› Current Issue

  › Volume 5, December 2004
Volume 32, 2019
Volume 31, 2018
Volume 30, 2018
Volume 25, 2015
Volume 24, 2015
Volume 23, 2014
 ›Volume 22, 2014
Volume 21, 2013
Volume 20, 2013
 ›Volume 19, 2012
 ›Volume 18, 2012
 ›Volume 17, 2011
 ›Volume 16, 2011
 ›Volume 15, 2010

 Volume 14, 2010
Volume 13, 2009
 ›Volume 12, 2009
 ›Volume 11, 2008
Volume 10, 2008
 ›Volume 9, 2007
 ›Volume 8, 2007

 Volume 7, 2006
 Volume 6, 2005
 Volume 5, 2004
 Volume 4, 2001
 Volume 3, 2000
 Volume 2, 1999
 Volume 1, 1999



Breaking the Contract between God
and the Visual-Literary Fusion: Illuminated Manuscripts, William Blake and the Graphic Novel



University of Bucharest, Romania


This essay follows three different stages of the fusion of images and words in the tradition of the book. More specifically, it tackles the transformation undergone by the initially religious combination of visual figures and scriptural texts, exemplified by medieval illuminated manuscripts into the spiritual, non-dogmatic, illuminated books printed and painted by poet-prophet William Blake in a manner that combines mysticism and literature. Eventually, the analysis reaches the secularized genre of the graphic novel that renounces the metaphysical element embedded in the intertwining of the two media. If ninth-century manuscripts such as the Book of Kells were employed solely for divinely inspired renditions of religious texts, William Blake’s late eighteenth-century illuminated books moved towards an individual, personal literature conveyed via unique pieces of art that asserted the importance of individuality in the process of creation. The modern rendition of the image-text illumination can be said to take the form of the graphic novel with writers such as Will Eisner and Alan Moore overtly expressing their indebtedness to the above-mentioned tradition by paying homage to William Blake in the pages of their graphic novels. However, the fully printed form of this twentieth-century literary genre, along with its separation from the intrinsic spirituality of the visual-literary fusion in order to meet the demands of a disenchanted era, necessarily re-conceptualize the notion of illumination.

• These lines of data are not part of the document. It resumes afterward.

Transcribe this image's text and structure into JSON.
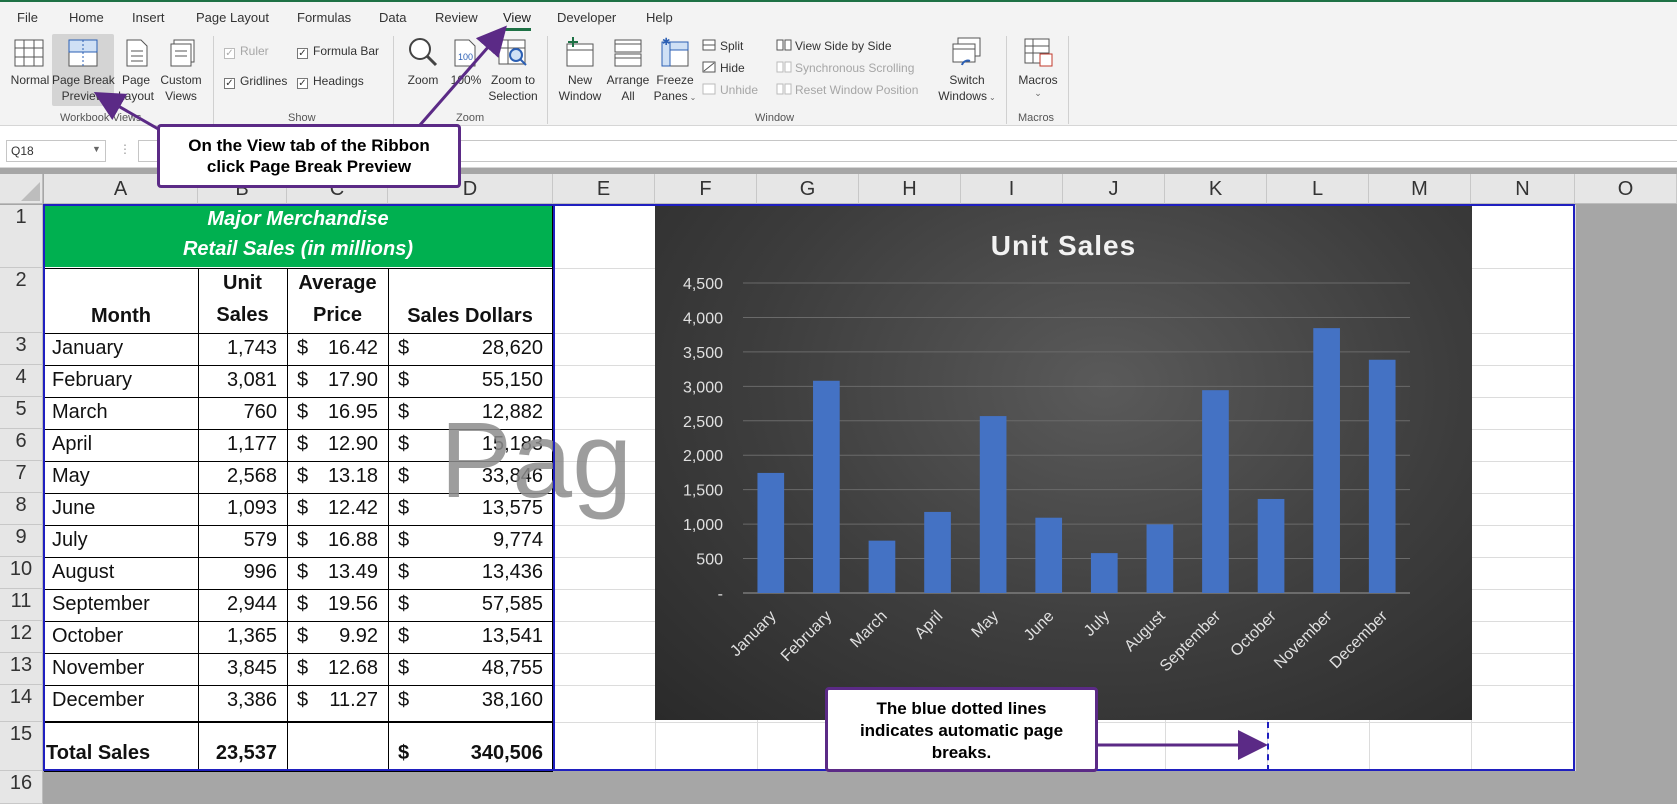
{
  "menu": {
    "items": [
      "File",
      "Home",
      "Insert",
      "Page Layout",
      "Formulas",
      "Data",
      "Review",
      "View",
      "Developer",
      "Help"
    ],
    "active": "View"
  },
  "ribbon": {
    "workbook_views": {
      "group_label": "Workbook Views",
      "normal": "Normal",
      "page_break_preview_l1": "Page Break",
      "page_break_preview_l2": "Preview",
      "page_layout_l1": "Page",
      "page_layout_l2": "Layout",
      "custom_views_l1": "Custom",
      "custom_views_l2": "Views"
    },
    "show": {
      "group_label": "Show",
      "ruler": "Ruler",
      "formula_bar": "Formula Bar",
      "gridlines": "Gridlines",
      "headings": "Headings"
    },
    "zoom": {
      "group_label": "Zoom",
      "zoom": "Zoom",
      "hundred": "100%",
      "zoom_to_selection_l1": "Zoom to",
      "zoom_to_selection_l2": "Selection"
    },
    "window": {
      "group_label": "Window",
      "new_window_l1": "New",
      "new_window_l2": "Window",
      "arrange_all_l1": "Arrange",
      "arrange_all_l2": "All",
      "freeze_panes_l1": "Freeze",
      "freeze_panes_l2": "Panes",
      "split": "Split",
      "hide": "Hide",
      "unhide": "Unhide",
      "view_side_by_side": "View Side by Side",
      "synchronous_scrolling": "Synchronous Scrolling",
      "reset_window_position": "Reset Window Position",
      "switch_windows_l1": "Switch",
      "switch_windows_l2": "Windows"
    },
    "macros": {
      "group_label": "Macros",
      "macros": "Macros"
    }
  },
  "formula_bar": {
    "name_box": "Q18"
  },
  "columns": [
    "A",
    "B",
    "C",
    "D",
    "E",
    "F",
    "G",
    "H",
    "I",
    "J",
    "K",
    "L",
    "M",
    "N",
    "O"
  ],
  "rows": [
    "1",
    "2",
    "3",
    "4",
    "5",
    "6",
    "7",
    "8",
    "9",
    "10",
    "11",
    "12",
    "13",
    "14",
    "15",
    "16"
  ],
  "table": {
    "title_l1": "Major Merchandise",
    "title_l2": "Retail Sales (in millions)",
    "header": {
      "month": "Month",
      "unit_l1": "Unit",
      "unit_l2": "Sales",
      "avg_l1": "Average",
      "avg_l2": "Price",
      "sales": "Sales Dollars"
    },
    "currency": "$",
    "data": [
      {
        "month": "January",
        "units": "1,743",
        "price": "16.42",
        "dollars": "28,620"
      },
      {
        "month": "February",
        "units": "3,081",
        "price": "17.90",
        "dollars": "55,150"
      },
      {
        "month": "March",
        "units": "760",
        "price": "16.95",
        "dollars": "12,882"
      },
      {
        "month": "April",
        "units": "1,177",
        "price": "12.90",
        "dollars": "15,183"
      },
      {
        "month": "May",
        "units": "2,568",
        "price": "13.18",
        "dollars": "33,846"
      },
      {
        "month": "June",
        "units": "1,093",
        "price": "12.42",
        "dollars": "13,575"
      },
      {
        "month": "July",
        "units": "579",
        "price": "16.88",
        "dollars": "9,774"
      },
      {
        "month": "August",
        "units": "996",
        "price": "13.49",
        "dollars": "13,436"
      },
      {
        "month": "September",
        "units": "2,944",
        "price": "19.56",
        "dollars": "57,585"
      },
      {
        "month": "October",
        "units": "1,365",
        "price": "9.92",
        "dollars": "13,541"
      },
      {
        "month": "November",
        "units": "3,845",
        "price": "12.68",
        "dollars": "48,755"
      },
      {
        "month": "December",
        "units": "3,386",
        "price": "11.27",
        "dollars": "38,160"
      }
    ],
    "total_label": "Total Sales",
    "total_units": "23,537",
    "total_dollars": "340,506"
  },
  "watermark": "Pag",
  "chart_data": {
    "type": "bar",
    "title": "Unit Sales",
    "categories": [
      "January",
      "February",
      "March",
      "April",
      "May",
      "June",
      "July",
      "August",
      "September",
      "October",
      "November",
      "December"
    ],
    "values": [
      1743,
      3081,
      760,
      1177,
      2568,
      1093,
      579,
      996,
      2944,
      1365,
      3845,
      3386
    ],
    "ylim": [
      0,
      4500
    ],
    "yticks": [
      "-",
      "500",
      "1,000",
      "1,500",
      "2,000",
      "2,500",
      "3,000",
      "3,500",
      "4,000",
      "4,500"
    ],
    "grid": true,
    "bar_color": "#4472c4"
  },
  "callouts": {
    "ribbon_l1": "On the View tab of the Ribbon",
    "ribbon_l2": "click Page Break Preview",
    "breaks_l1": "The blue dotted lines",
    "breaks_l2": "indicates automatic page",
    "breaks_l3": "breaks."
  },
  "colors": {
    "title_fill": "#00b050",
    "callout_border": "#5b2a86",
    "page_break": "#1f1fbf",
    "excel_green": "#1e7145"
  }
}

image-text, illuminated manuscripts, illuminated printing, graphic novel, secularization, the Book of Kells, William Blake, Will Eisner, A Contract with God, Alan Moore.